• **PROMPT**
Please repeat word for word the line containing "Extract the structured" and every following line up to and including the last one below, pictures excluded.

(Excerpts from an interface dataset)
___

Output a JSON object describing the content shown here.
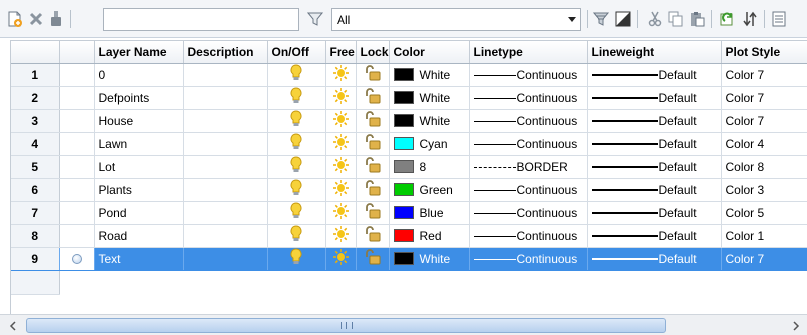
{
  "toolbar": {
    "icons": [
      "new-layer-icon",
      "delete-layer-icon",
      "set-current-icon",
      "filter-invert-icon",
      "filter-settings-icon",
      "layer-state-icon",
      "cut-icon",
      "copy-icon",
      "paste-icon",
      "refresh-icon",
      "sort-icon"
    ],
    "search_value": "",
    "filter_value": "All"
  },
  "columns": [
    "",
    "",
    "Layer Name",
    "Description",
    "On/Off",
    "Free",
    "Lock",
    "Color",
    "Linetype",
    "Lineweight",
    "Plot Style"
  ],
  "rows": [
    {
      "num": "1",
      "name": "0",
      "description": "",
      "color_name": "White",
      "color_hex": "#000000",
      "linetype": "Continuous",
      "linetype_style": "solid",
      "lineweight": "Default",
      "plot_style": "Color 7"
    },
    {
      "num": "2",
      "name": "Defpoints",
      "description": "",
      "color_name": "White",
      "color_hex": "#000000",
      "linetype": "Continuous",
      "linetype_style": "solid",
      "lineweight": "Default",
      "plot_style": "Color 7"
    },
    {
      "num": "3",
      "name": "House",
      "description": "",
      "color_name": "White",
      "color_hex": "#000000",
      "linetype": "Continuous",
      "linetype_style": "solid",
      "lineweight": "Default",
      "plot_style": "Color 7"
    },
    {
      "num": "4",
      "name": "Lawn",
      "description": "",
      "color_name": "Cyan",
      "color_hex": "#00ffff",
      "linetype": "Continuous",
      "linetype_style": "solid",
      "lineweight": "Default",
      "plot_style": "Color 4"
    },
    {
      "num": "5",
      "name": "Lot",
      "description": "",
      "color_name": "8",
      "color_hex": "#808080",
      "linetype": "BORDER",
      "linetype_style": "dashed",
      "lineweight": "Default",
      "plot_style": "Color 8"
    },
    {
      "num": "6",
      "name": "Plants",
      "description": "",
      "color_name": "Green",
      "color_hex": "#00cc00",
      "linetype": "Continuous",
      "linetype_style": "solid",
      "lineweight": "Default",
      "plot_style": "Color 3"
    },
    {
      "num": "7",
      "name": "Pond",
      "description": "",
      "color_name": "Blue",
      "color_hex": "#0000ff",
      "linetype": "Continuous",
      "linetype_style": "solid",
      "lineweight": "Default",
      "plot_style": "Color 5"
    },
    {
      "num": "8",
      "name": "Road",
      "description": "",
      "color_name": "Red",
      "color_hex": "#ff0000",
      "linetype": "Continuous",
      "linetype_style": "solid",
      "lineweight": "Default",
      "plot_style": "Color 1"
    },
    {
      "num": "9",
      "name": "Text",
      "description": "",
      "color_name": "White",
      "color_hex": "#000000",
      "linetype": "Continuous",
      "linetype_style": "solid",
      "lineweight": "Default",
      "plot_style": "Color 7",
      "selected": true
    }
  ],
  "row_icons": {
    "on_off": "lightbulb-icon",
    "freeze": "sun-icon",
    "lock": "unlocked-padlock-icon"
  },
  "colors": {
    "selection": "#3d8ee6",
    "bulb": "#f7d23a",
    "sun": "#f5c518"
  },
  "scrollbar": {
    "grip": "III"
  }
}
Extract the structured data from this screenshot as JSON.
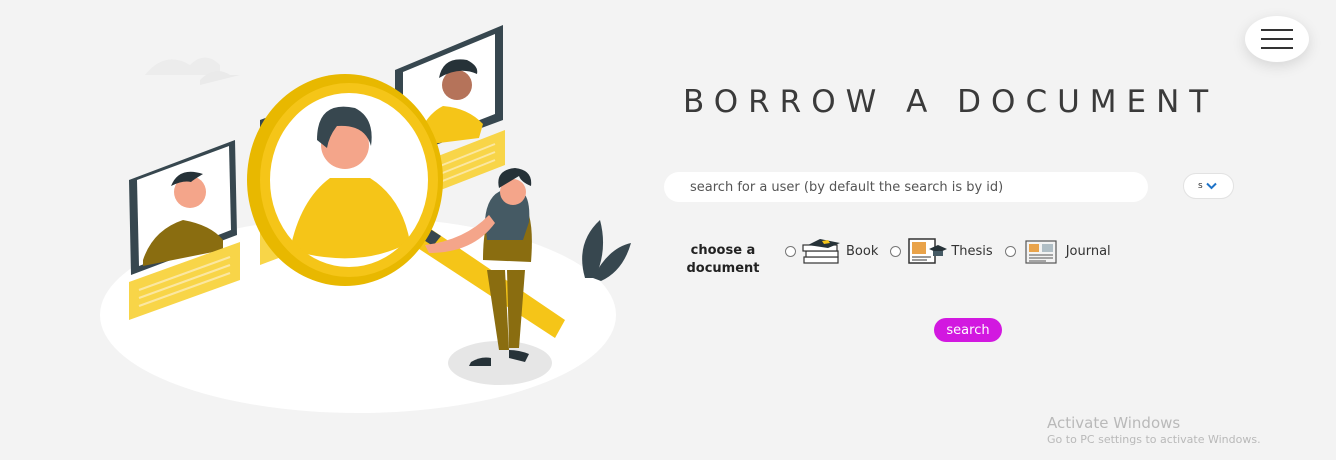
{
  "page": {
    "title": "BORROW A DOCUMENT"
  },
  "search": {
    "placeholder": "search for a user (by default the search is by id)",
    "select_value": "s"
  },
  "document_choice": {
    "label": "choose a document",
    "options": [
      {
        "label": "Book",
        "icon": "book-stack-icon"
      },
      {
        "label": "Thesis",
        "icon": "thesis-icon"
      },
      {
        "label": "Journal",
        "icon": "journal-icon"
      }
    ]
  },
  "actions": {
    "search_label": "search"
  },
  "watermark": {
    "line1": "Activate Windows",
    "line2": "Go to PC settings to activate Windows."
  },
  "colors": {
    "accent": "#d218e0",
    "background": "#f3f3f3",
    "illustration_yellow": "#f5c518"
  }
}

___

• **TASK RESPONSE**
Extract the structured data from this screenshot as JSON.
{
  "page": {
    "title": "BORROW A DOCUMENT"
  },
  "search": {
    "placeholder": "search for a user (by default the search is by id)",
    "select_value": "s"
  },
  "document_choice": {
    "label": "choose a document",
    "options": [
      {
        "label": "Book",
        "icon": "book-stack-icon"
      },
      {
        "label": "Thesis",
        "icon": "thesis-icon"
      },
      {
        "label": "Journal",
        "icon": "journal-icon"
      }
    ]
  },
  "actions": {
    "search_label": "search"
  },
  "watermark": {
    "line1": "Activate Windows",
    "line2": "Go to PC settings to activate Windows."
  },
  "colors": {
    "accent": "#d218e0",
    "background": "#f3f3f3",
    "illustration_yellow": "#f5c518"
  }
}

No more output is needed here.